A Federal Government Shutdown: What To Know
The possibility of a government shutdown is looming large, after Republican leadership scrapped a procedural vote on a stopgap funding bill to keep the government running through October. Intraparty feuding between moderates and the hard-right lies at the heart of the GOP's inability to reach a compromise and highlights the challenge before House Speaker Kevin McCarthy (R-Calif.).
The possibility of a government shutdown is looming large as Republican leadership faces intraparty feuding between moderates and the hard-right. Both factions agree on reducing federal spending, but a lack of information on budget numbers and assurances from the Senate has angered hard-right lawmakers. A proposed stopgap funding bill was scrapped, which would have triggered a 1 percent cut to current fiscal levels and kept the government funded until October 31. The government is typically funded through 12 annual appropriations bills, but if these bills aren't passed and signed into law by October 1, a partial shutdown could occur.

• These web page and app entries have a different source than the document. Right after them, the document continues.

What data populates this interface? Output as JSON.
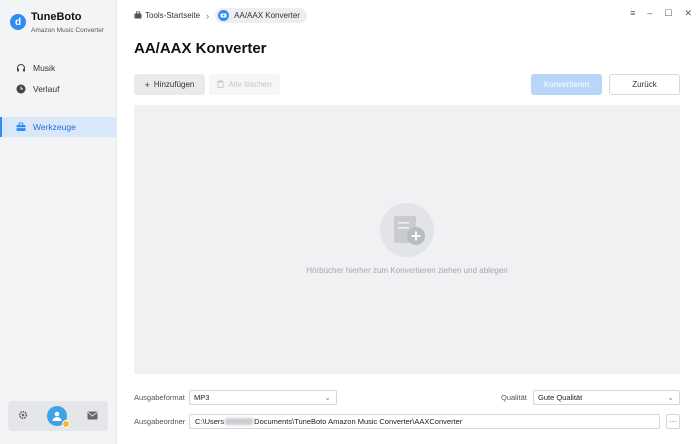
{
  "app": {
    "name": "TuneBoto",
    "subtitle": "Amazon Music Converter",
    "logo_letter": "d",
    "accent": "#2f8cf0"
  },
  "sidebar": {
    "items": [
      {
        "label": "Musik",
        "icon": "headphones-icon"
      },
      {
        "label": "Verlauf",
        "icon": "clock-icon"
      },
      {
        "label": "Werkzeuge",
        "icon": "toolbox-icon",
        "active": true
      }
    ],
    "bottom": [
      "gear-icon",
      "avatar",
      "mail-icon"
    ]
  },
  "breadcrumb": {
    "home": "Tools-Startseite",
    "separator": "›",
    "current": "AA/AAX Konverter"
  },
  "window_controls": {
    "menu": "≡",
    "minimize": "–",
    "maximize": "☐",
    "close": "✕"
  },
  "page": {
    "title": "AA/AAX Konverter"
  },
  "toolbar": {
    "add_label": "Hinzufügen",
    "delete_label": "Alle löschen",
    "convert_label": "Konvertieren",
    "back_label": "Zurück"
  },
  "drop_zone": {
    "hint": "Hörbücher hierher zum Konvertieren ziehen und ablegen"
  },
  "settings": {
    "format_label": "Ausgabeformat",
    "format_value": "MP3",
    "quality_label": "Qualität",
    "quality_value": "Gute Qualität",
    "folder_label": "Ausgabeordner",
    "folder_prefix": "C:\\Users",
    "folder_suffix": "Documents\\TuneBoto Amazon Music Converter\\AAXConverter",
    "more_label": "···"
  }
}
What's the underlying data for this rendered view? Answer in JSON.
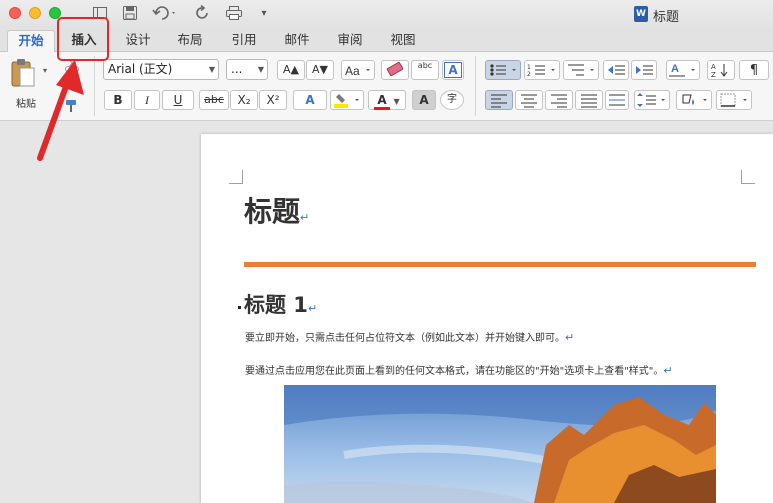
{
  "window": {
    "title": "标题"
  },
  "tabs": [
    "开始",
    "插入",
    "设计",
    "布局",
    "引用",
    "邮件",
    "审阅",
    "视图"
  ],
  "ribbon": {
    "paste_label": "粘贴",
    "font_name": "Arial (正文)",
    "font_size": "...",
    "font_size_up": "A▲",
    "font_size_down": "A▼",
    "bold": "B",
    "italic": "I",
    "underline": "U",
    "strike": "abc",
    "subscript": "X₂",
    "superscript": "X²",
    "abc_label": "abc",
    "text_effect": "A",
    "font_color": "A",
    "char_shading": "A",
    "phonetic": "字"
  },
  "document": {
    "title": "标题",
    "heading1": "标题 1",
    "paragraph1": "要立即开始，只需点击任何占位符文本（例如此文本）并开始键入即可。",
    "paragraph2": "要通过点击应用您在此页面上看到的任何文本格式，请在功能区的\"开始\"选项卡上查看\"样式\"。",
    "pilcrow": "↵"
  },
  "colors": {
    "accent": "#2a6ac8",
    "heading_rule": "#ed7d31",
    "annotation": "#e02a2a"
  },
  "icons": [
    "close-button",
    "minimize-button",
    "zoom-button",
    "sidebar-icon",
    "save-icon",
    "undo-icon",
    "redo-icon",
    "print-icon",
    "customize-icon",
    "word-document-icon",
    "paste-icon",
    "cut-icon",
    "format-painter-icon",
    "clear-formatting-icon",
    "highlight-icon",
    "bullets-icon",
    "numbering-icon",
    "multilevel-list-icon",
    "decrease-indent-icon",
    "increase-indent-icon",
    "sort-icon",
    "show-marks-icon",
    "align-left-icon",
    "center-icon",
    "align-right-icon",
    "justify-icon",
    "line-spacing-icon",
    "shading-icon",
    "borders-icon",
    "red-arrow"
  ]
}
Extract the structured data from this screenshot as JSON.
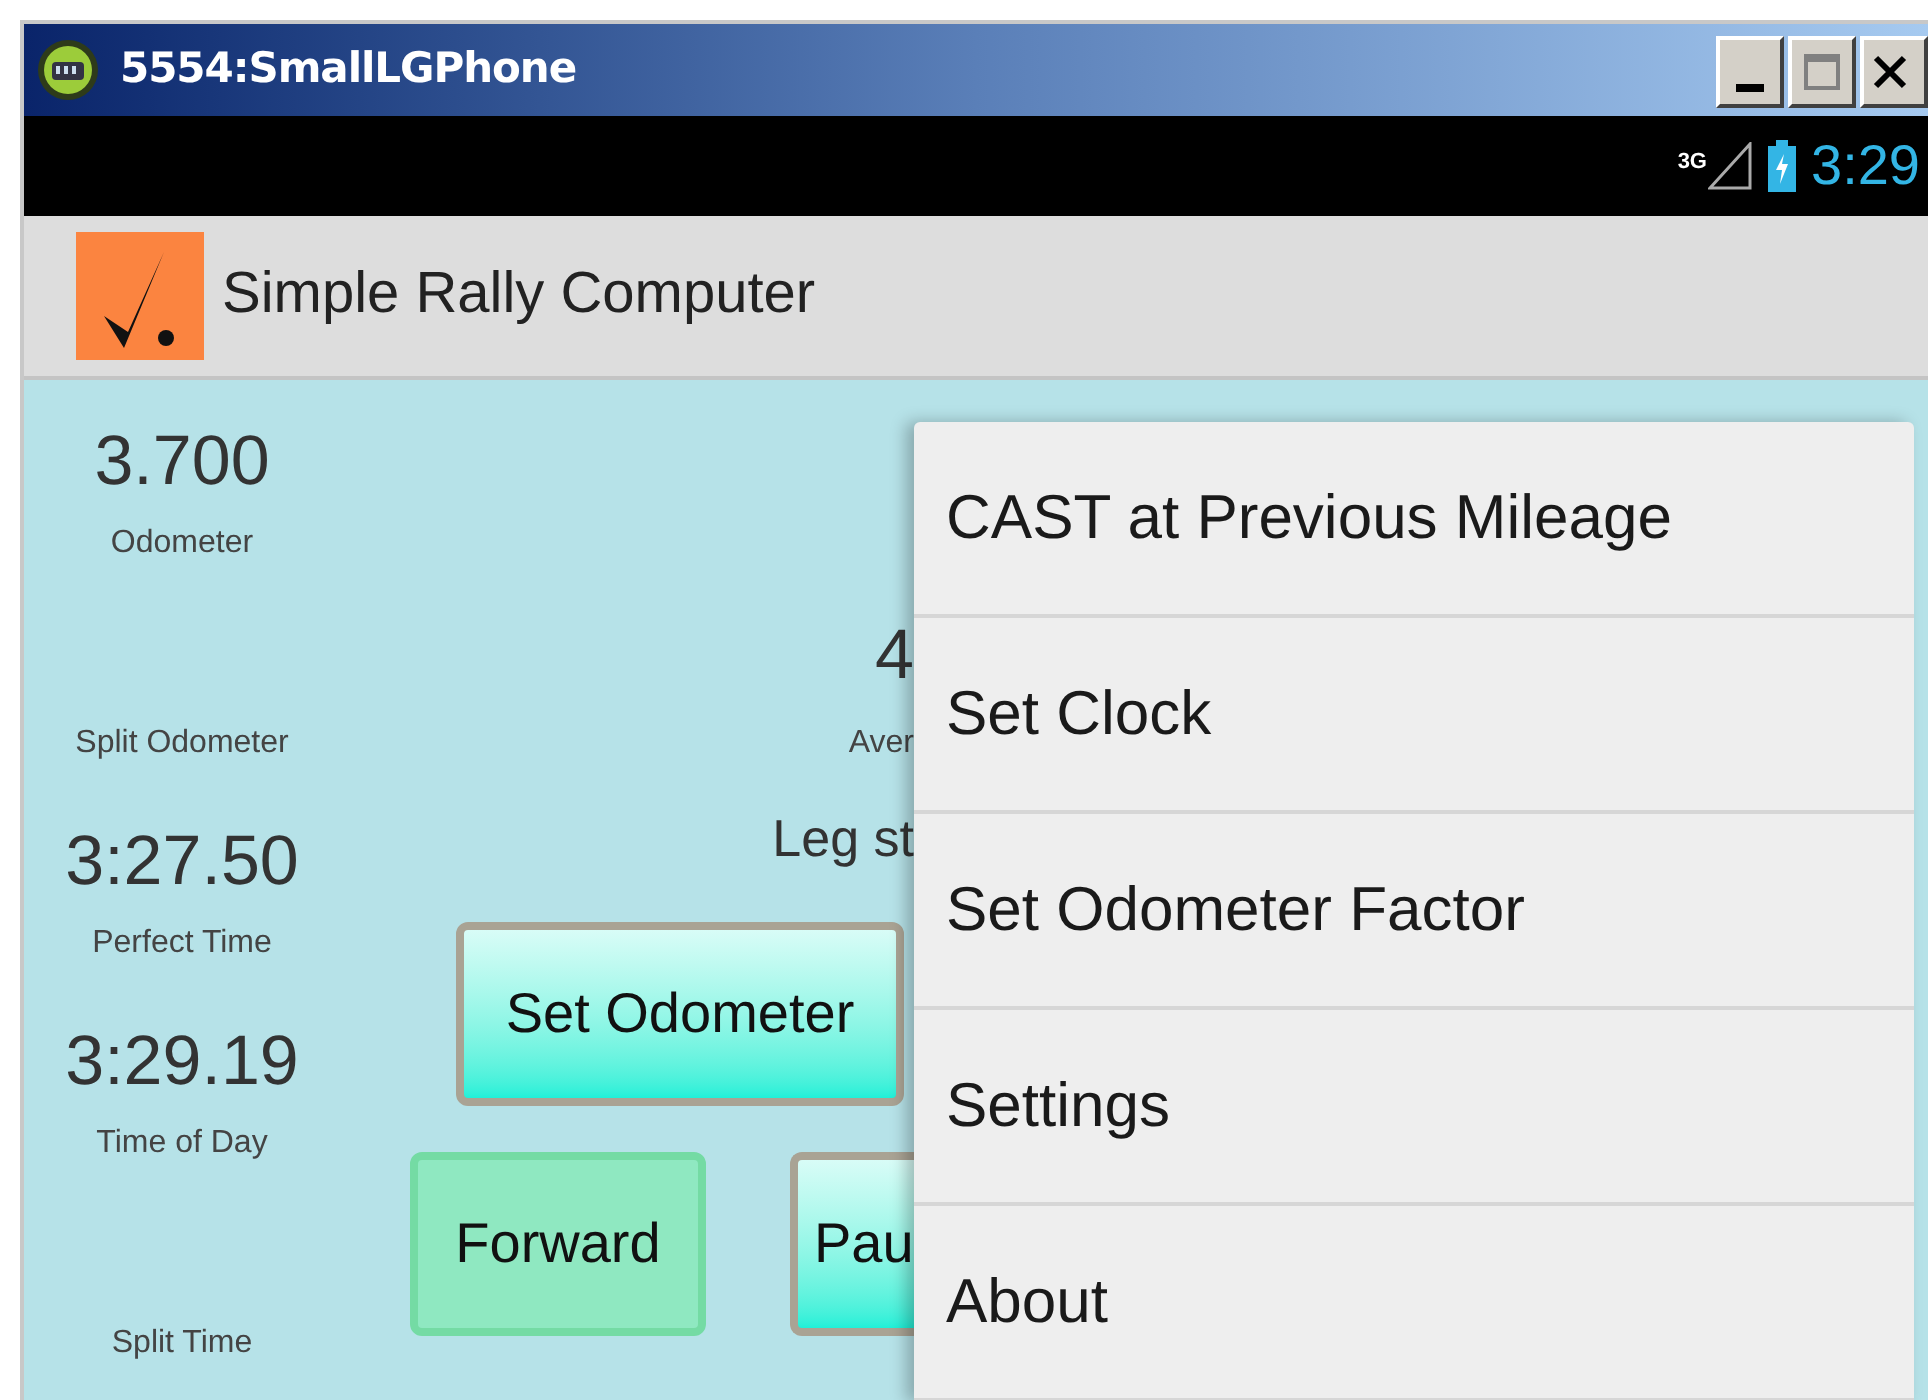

During a shutdown, the government is unable to spend money, resulting in delayed paychecks for federal workers, closed national parks, and unfulfilled food stamp payments. However, U.S. bond payments are not at risk as they are not funded through annual appropriations. House Speaker Kevin McCarthy promised conservatives that each bill would be handled separately, but only one of the 12 bills has passed in the House so far. The Senate has yet to pass any bills, although lawmakers there have less disagreement on spending.
The deadline for reaching an agreement on next year's budget and preventing a shutdown is September 30. The core issue is the amount of money the government should spend, with hard-right Republicans supporting a lower top-line budget than what was agreed upon earlier this year. Moderates oppose further spending cuts. Democrats argue that they should not have to vote for a lower spending number than what was agreed upon. The stopgap measure proposed by McCarthy would cut overall federal spending by 1 percent, but exempts certain categories such as the military. The White House views this proposal as a nonstarter.
Republicans are considering a shell bill that could allow moderates to force a vote to keep the government open. Another potential deal could be struck between the Republican Governance Group and the New Democrat Coalition. Government shutdowns affect federal workers, with unpaid leave for many and essential workers expected to continue working without pay. The U.S. Postal Service and Social Security payments would continue, but food stamp payments and environmental and food inspections could be disrupted. A shutdown could also have broader economic effects.
While stock prices have historically been unaffected by government shutdowns, missed paychecks for government workers can impact consumer spending and GDP. The most recent government shutdown in 2018 lasted 34 days, the longest in U.S. history, and ended due to delays at major airports.